The benefits of public praise are that it helps reinforce your culture of recognition, seeing as it’s more visible. The more you make it a norm in your workplace, the more you can encourage even shy team members to feel comfortable with it. Just always respect their feelings and minimise awkwardness.
Introverts can still enjoy their work being publicly recognised – they just may not wish to be made a spectacle of. For example, you might gift Jenny flowers and a card one-on-one, or at a very small team meeting, then put a photo of it up on the staff noticeboard, rather than making her come up front in an all-hands meeting. This way she still receives meaningful recognition which others can witness and celebrate, but she’s not put on the spot.
The best way to figure out how your team members prefer to receive praise is simply to ask. I use a ‘Getting to Know You Questionnaire’ when new team members start and have had many clients implement this practice. When you know someone’s favourite colour, café, store, drink, artist/band, author and hobby, it’s easy to surprise someone with their favourite hot drink, take them to their favourite café or play their favourite song as they arrive. They’re also asked to rate things like public vs private recognition, the importance of tangible gifts/awards/surprises, and who they most prefer recognition from – managers, peers or customers. Ask all staff these questions and keep their answers in their file for their direct managers to refer to.
In your one-on-ones, pose questions like:
- What’s the best recognition you’ve ever received?
- What sort of recognition doesn’t appeal to you?
- What does meaningful recognition look like / sound like / feel like to you?
Once you know how to speak your staff’s language of appreciation, you’ll ensure they feel valued, deliver their best and stick with you for the long term.
- People do more of what they’re praised for, so focus on immediate, specific praise.

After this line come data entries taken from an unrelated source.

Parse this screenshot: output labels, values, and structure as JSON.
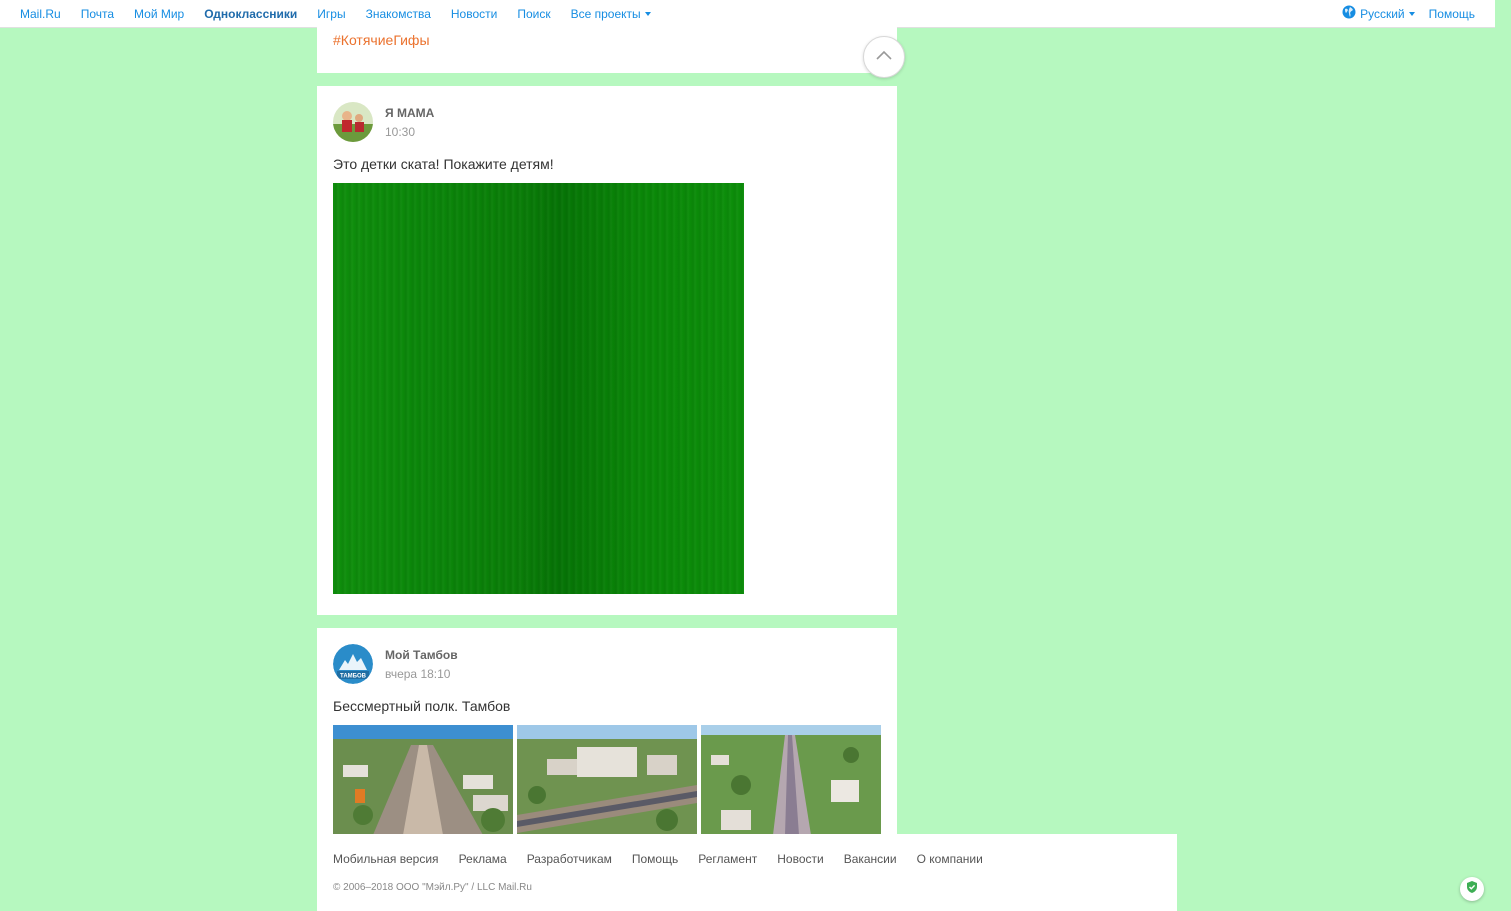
{
  "topbar": {
    "links": [
      "Mail.Ru",
      "Почта",
      "Мой Мир",
      "Одноклассники",
      "Игры",
      "Знакомства",
      "Новости",
      "Поиск",
      "Все проекты"
    ],
    "language": "Русский",
    "help": "Помощь"
  },
  "previous_post": {
    "hashtag": "#КотячиеГифы"
  },
  "posts": [
    {
      "author": "Я МАМА",
      "time": "10:30",
      "text": "Это детки ската! Покажите детям!"
    },
    {
      "author": "Мой Тамбов",
      "time": "вчера 18:10",
      "text": "Бессмертный полк. Тамбов",
      "avatar_label": "ТАМБОВ"
    }
  ],
  "footer": {
    "links": [
      "Мобильная версия",
      "Реклама",
      "Разработчикам",
      "Помощь",
      "Регламент",
      "Новости",
      "Вакансии",
      "О компании"
    ],
    "copyright": "© 2006–2018 ООО \"Мэйл.Ру\" / LLC Mail.Ru"
  },
  "colors": {
    "background": "#b6f8bf",
    "link": "#168de2",
    "hashtag": "#eb722e",
    "media_green": "#0a8808"
  },
  "icons": [
    "globe-icon",
    "chevron-up-icon",
    "shield-icon",
    "caret-down-icon"
  ]
}
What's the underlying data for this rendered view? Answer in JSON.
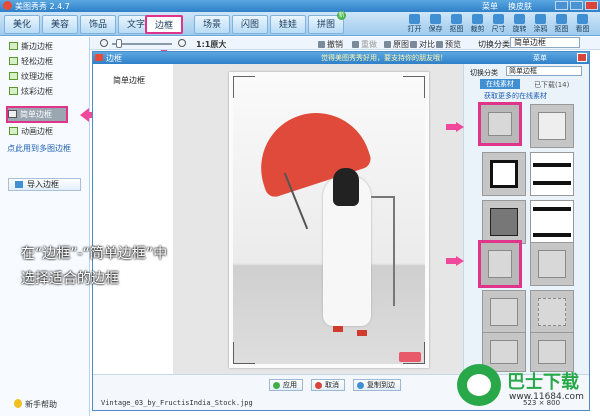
{
  "app": {
    "title": "美图秀秀 2.4.7",
    "menu_a": "菜单",
    "menu_b": "换皮肤"
  },
  "tabs": [
    {
      "label": "美化"
    },
    {
      "label": "美容"
    },
    {
      "label": "饰品"
    },
    {
      "label": "文字"
    },
    {
      "label": "边框",
      "active": true
    },
    {
      "label": "场景"
    },
    {
      "label": "闪图"
    },
    {
      "label": "娃娃"
    },
    {
      "label": "拼图",
      "badge": "新"
    }
  ],
  "tools": [
    {
      "label": "打开",
      "icon": "folder-icon"
    },
    {
      "label": "保存",
      "icon": "save-icon"
    },
    {
      "label": "抠图",
      "icon": "cutout-icon"
    },
    {
      "label": "裁剪",
      "icon": "crop-icon"
    },
    {
      "label": "尺寸",
      "icon": "resize-icon"
    },
    {
      "label": "旋转",
      "icon": "rotate-icon"
    },
    {
      "label": "涂鸦",
      "icon": "brush-icon"
    },
    {
      "label": "抠图",
      "icon": "cutout2-icon"
    },
    {
      "label": "看图",
      "icon": "view-icon"
    }
  ],
  "sidebar": {
    "items": [
      {
        "label": "撕边边框"
      },
      {
        "label": "轻松边框"
      },
      {
        "label": "纹理边框"
      },
      {
        "label": "炫彩边框"
      },
      {
        "label": "简单边框",
        "selected": true
      },
      {
        "label": "动画边框"
      }
    ],
    "link": "点此用到多图边框",
    "import_label": "导入边框",
    "help_label": "新手帮助"
  },
  "subtoolbar": {
    "zoom_text": "1:1原大",
    "undo": "撤销",
    "redo": "重做",
    "original": "原图",
    "compare": "对比",
    "preview": "预览",
    "category_label": "切换分类",
    "category_value": "简单边框"
  },
  "editor": {
    "title": "边框",
    "promo": "觉得美图秀秀好用，要支持你的朋友哦！",
    "menu": "菜单",
    "left_label": "简单边框",
    "right": {
      "category_label": "切换分类",
      "category_value": "简单边框",
      "tab_online": "在线素材",
      "downloaded": "已下载(14)",
      "get_more": "获取更多的在线素材"
    },
    "buttons": {
      "apply": "应用",
      "cancel": "取消",
      "copy": "复制到边"
    },
    "filename": "Vintage_03_by_FructisIndia_Stock.jpg",
    "dimensions": "523 × 800"
  },
  "annotation": {
    "line1": "在“边框”-“简单边框”中",
    "line2": "选择适合的边框"
  },
  "watermark": {
    "name": "巴士下载",
    "url": "www.11684.com"
  },
  "colors": {
    "highlight": "#e0338a",
    "accent": "#3f8fd2",
    "title_bar": "#2f80c8"
  }
}
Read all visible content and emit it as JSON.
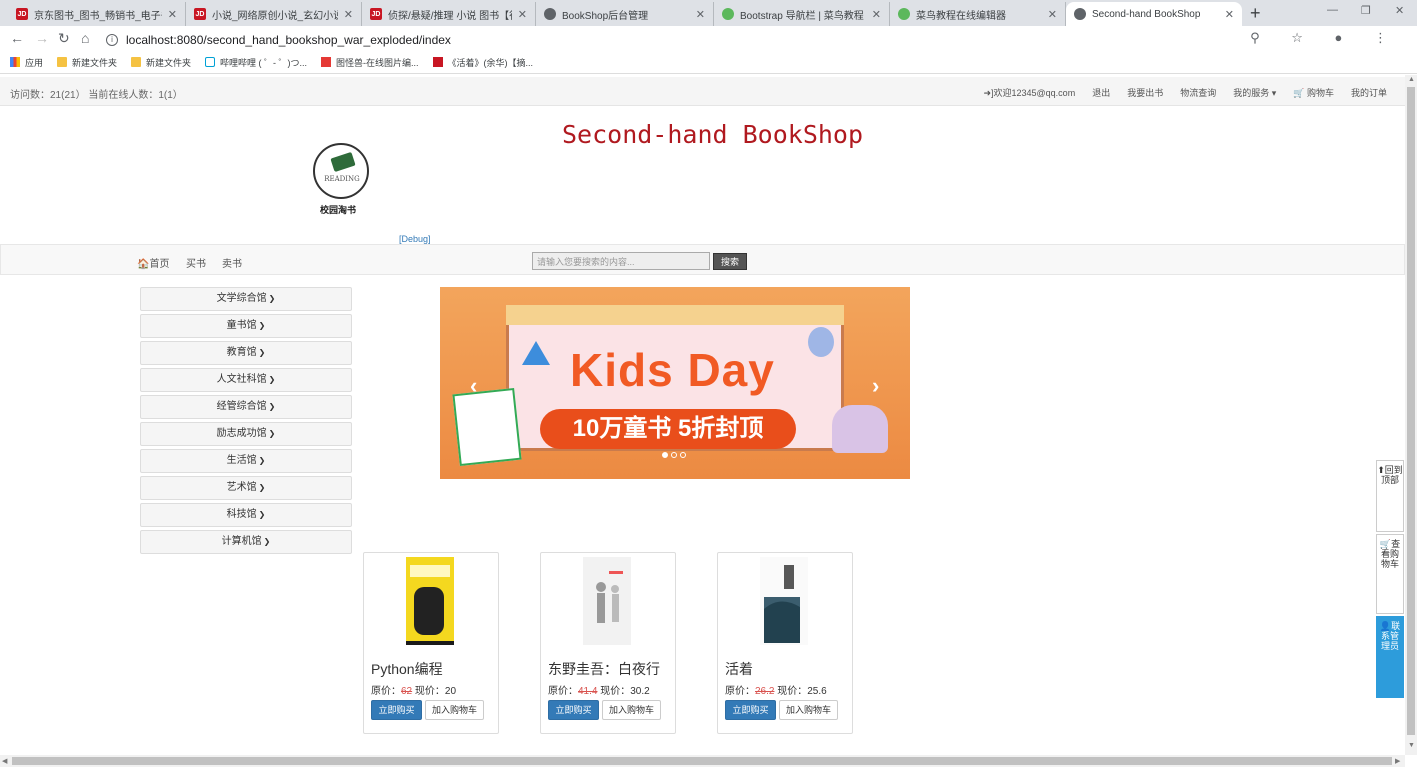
{
  "browser": {
    "tabs": [
      {
        "favicon": "jd-icon",
        "title": "京东图书_图书_畅销书_电子书_新",
        "active": false
      },
      {
        "favicon": "jd-icon",
        "title": "小说_网络原创小说_玄幻小说-图",
        "active": false
      },
      {
        "favicon": "jd-icon",
        "title": "侦探/悬疑/推理 小说 图书【行情",
        "active": false
      },
      {
        "favicon": "globe-icon",
        "title": "BookShop后台管理",
        "active": false
      },
      {
        "favicon": "runoob-icon",
        "title": "Bootstrap 导航栏 | 菜鸟教程",
        "active": false
      },
      {
        "favicon": "runoob-icon",
        "title": "菜鸟教程在线编辑器",
        "active": false
      },
      {
        "favicon": "globe-icon",
        "title": "Second-hand BookShop",
        "active": true
      }
    ],
    "new_tab": "+",
    "window_controls": {
      "minimize": "—",
      "restore": "❐",
      "close": "✕"
    },
    "nav": {
      "back": "←",
      "forward": "→",
      "reload": "↻",
      "home": "⌂"
    },
    "url": "localhost:8080/second_hand_bookshop_war_exploded/index",
    "url_icons": "⚲ ☆ ● ⋮",
    "bookmarks": [
      {
        "icon": "apps-icon",
        "label": "应用"
      },
      {
        "icon": "folder-icon",
        "label": "新建文件夹"
      },
      {
        "icon": "folder-icon",
        "label": "新建文件夹"
      },
      {
        "icon": "bilibili-icon",
        "label": "哔哩哔哩 ( ゜- ゜)つ..."
      },
      {
        "icon": "image-icon",
        "label": "图怪兽-在线图片编..."
      },
      {
        "icon": "jd-icon",
        "label": "《活着》(余华)【摘..."
      }
    ]
  },
  "topbar": {
    "visits": "访问数：21(21） 当前在线人数：1(1）",
    "welcome": "➜]欢迎12345@qq.com",
    "logout": "退出",
    "sell": "我要出书",
    "logistics": "物流查询",
    "services": "我的服务 ▾",
    "cart": "🛒 购物车",
    "orders": "我的订单"
  },
  "header": {
    "title": "Second-hand BookShop",
    "logo_text": "READING",
    "logo_caption": "校园淘书",
    "debug": "[Debug]"
  },
  "navbar": {
    "home": "🏠首页",
    "buy": "买书",
    "sell": "卖书",
    "search_placeholder": "请输入您要搜索的内容...",
    "search_button": "搜索"
  },
  "categories": [
    "文学综合馆",
    "童书馆",
    "教育馆",
    "人文社科馆",
    "经管综合馆",
    "励志成功馆",
    "生活馆",
    "艺术馆",
    "科技馆",
    "计算机馆"
  ],
  "carousel": {
    "headline": "Kids Day",
    "subline": "10万童书 5折封顶",
    "prev": "‹",
    "next": "›",
    "slides": 3,
    "active_slide": 1
  },
  "products": [
    {
      "name": "Python编程",
      "orig_label": "原价：",
      "orig": "62",
      "now_label": " 现价：",
      "now": "20",
      "buy": "立即购买",
      "cart": "加入购物车"
    },
    {
      "name": "东野圭吾：白夜行",
      "orig_label": "原价：",
      "orig": "41.4",
      "now_label": " 现价：",
      "now": "30.2",
      "buy": "立即购买",
      "cart": "加入购物车"
    },
    {
      "name": "活着",
      "orig_label": "原价：",
      "orig": "26.2",
      "now_label": " 现价：",
      "now": "25.6",
      "buy": "立即购买",
      "cart": "加入购物车"
    }
  ],
  "float_panel": {
    "top": "⬆回到顶部",
    "cart": "🛒查看购物车",
    "admin": "👤联系管理员"
  },
  "colors": {
    "title_red": "#b0191f",
    "primary_blue": "#337ab7",
    "float_blue": "#2d9cdb",
    "strike_red": "#d9534f"
  }
}
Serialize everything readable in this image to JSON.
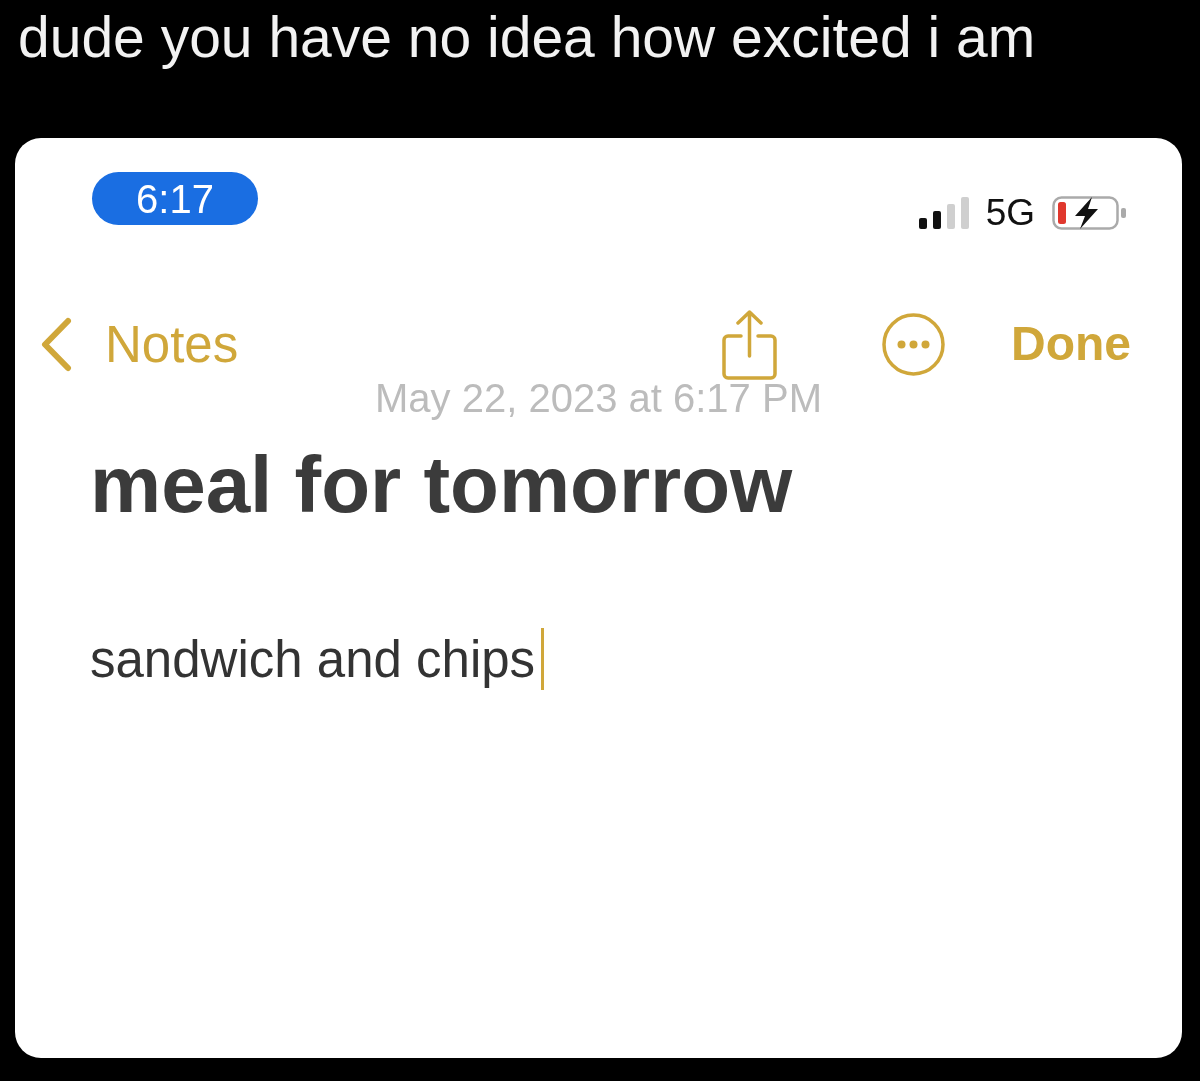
{
  "caption": "dude you have no idea how excited i am",
  "status_bar": {
    "time": "6:17",
    "network": "5G"
  },
  "nav": {
    "back": "Notes",
    "done": "Done"
  },
  "note": {
    "date": "May 22, 2023 at 6:17 PM",
    "title": "meal for tomorrow",
    "body": "sandwich and chips"
  }
}
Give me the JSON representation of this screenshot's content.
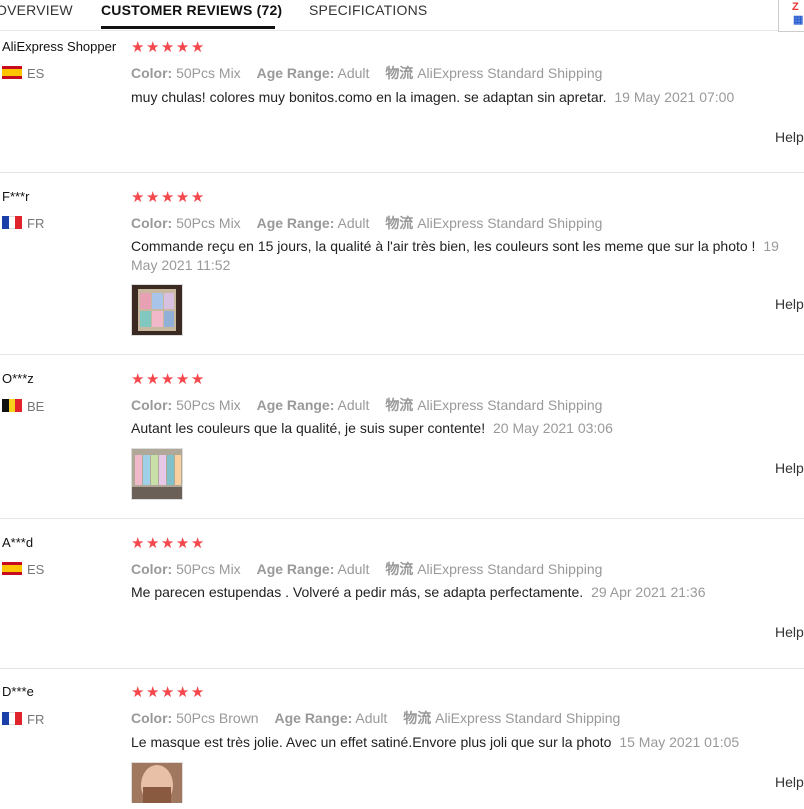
{
  "tabs": {
    "overview": "OVERVIEW",
    "reviews": "CUSTOMER REVIEWS (72)",
    "specs": "SPECIFICATIONS"
  },
  "labels": {
    "color": "Color:",
    "age": "Age Range:",
    "shipping": "物流",
    "help": "Help"
  },
  "rating_max": 5,
  "reviews": [
    {
      "user": "AliExpress Shopper",
      "country": "ES",
      "rating": 5,
      "color": "50Pcs Mix",
      "age": "Adult",
      "shipping": "AliExpress Standard Shipping",
      "text": "muy chulas! colores muy bonitos.como en la imagen. se adaptan sin apretar.",
      "date": "19 May 2021 07:00"
    },
    {
      "user": "F***r",
      "country": "FR",
      "rating": 5,
      "color": "50Pcs Mix",
      "age": "Adult",
      "shipping": "AliExpress Standard Shipping",
      "text": "Commande reçu en 15 jours, la qualité à l'air très bien, les couleurs sont les meme que sur la photo !",
      "date": "19 May 2021 11:52"
    },
    {
      "user": "O***z",
      "country": "BE",
      "rating": 5,
      "color": "50Pcs Mix",
      "age": "Adult",
      "shipping": "AliExpress Standard Shipping",
      "text": "Autant les couleurs que la qualité, je suis super contente!",
      "date": "20 May 2021 03:06"
    },
    {
      "user": "A***d",
      "country": "ES",
      "rating": 5,
      "color": "50Pcs Mix",
      "age": "Adult",
      "shipping": "AliExpress Standard Shipping",
      "text": "Me parecen estupendas . Volveré a pedir más, se adapta perfectamente.",
      "date": "29 Apr 2021 21:36"
    },
    {
      "user": "D***e",
      "country": "FR",
      "rating": 5,
      "color": "50Pcs Brown",
      "age": "Adult",
      "shipping": "AliExpress Standard Shipping",
      "text": "Le masque est très jolie. Avec un effet satiné.Envore plus joli que sur la photo",
      "date": "15 May 2021 01:05"
    }
  ]
}
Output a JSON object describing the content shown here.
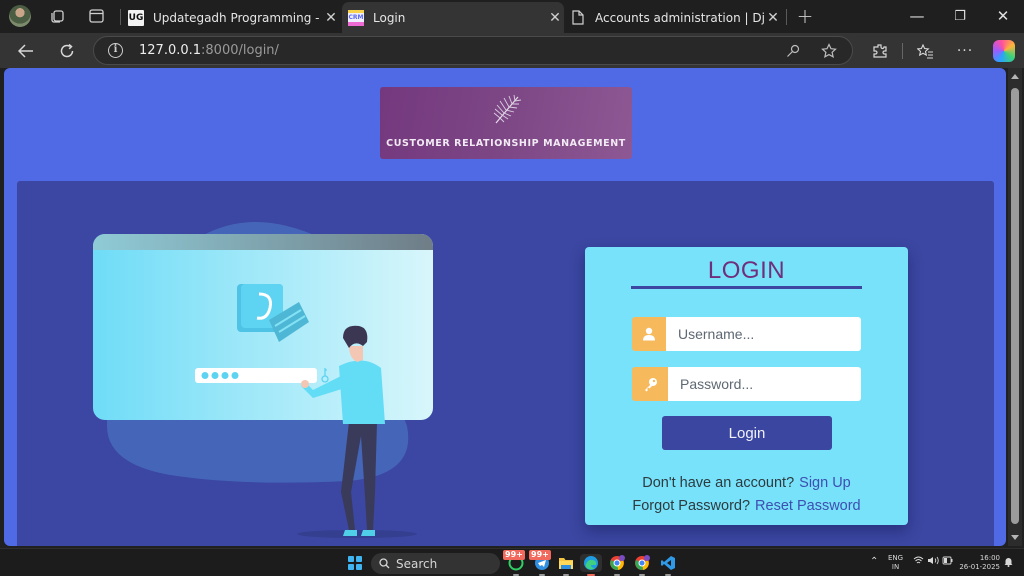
{
  "browser": {
    "tabs": [
      {
        "title": "Updategadh Programming - Updategadh",
        "favicon": "UG",
        "active": false
      },
      {
        "title": "Login",
        "favicon": "CRM",
        "active": true
      },
      {
        "title": "Accounts administration | Django site admin",
        "favicon": "document-icon",
        "active": false
      }
    ],
    "new_tab_label": "+",
    "address": {
      "host": "127.0.0.1",
      "rest": ":8000/login/"
    },
    "window_controls": {
      "minimize": "—",
      "restore": "❐",
      "close": "✕"
    }
  },
  "page": {
    "logo_caption": "CUSTOMER RELATIONSHIP MANAGEMENT",
    "login": {
      "heading": "LOGIN",
      "username_placeholder": "Username...",
      "password_placeholder": "Password...",
      "username_value": "",
      "password_value": "",
      "submit_label": "Login",
      "signup_prompt": "Don't have an account?",
      "signup_link": "Sign Up",
      "forgot_prompt": "Forgot Password?",
      "reset_link": "Reset Password"
    },
    "colors": {
      "page_bg": "#5069e4",
      "panel_bg": "#3b47a2",
      "card_bg": "#78e2fb",
      "heading": "#6f2f7c",
      "addon": "#f6b95c",
      "button": "#3b46a0"
    }
  },
  "taskbar": {
    "search_label": "Search",
    "badges": [
      "99+",
      "99+"
    ],
    "language": {
      "line1": "ENG",
      "line2": "IN"
    },
    "time": "16:00",
    "date": "26-01-2025"
  }
}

- Recognition must be sincere, and be delivered in the way the person prefers to receive it, to have the biggest impact.
- Ask staff how they like to receive praise so you can speak their language of appreciation.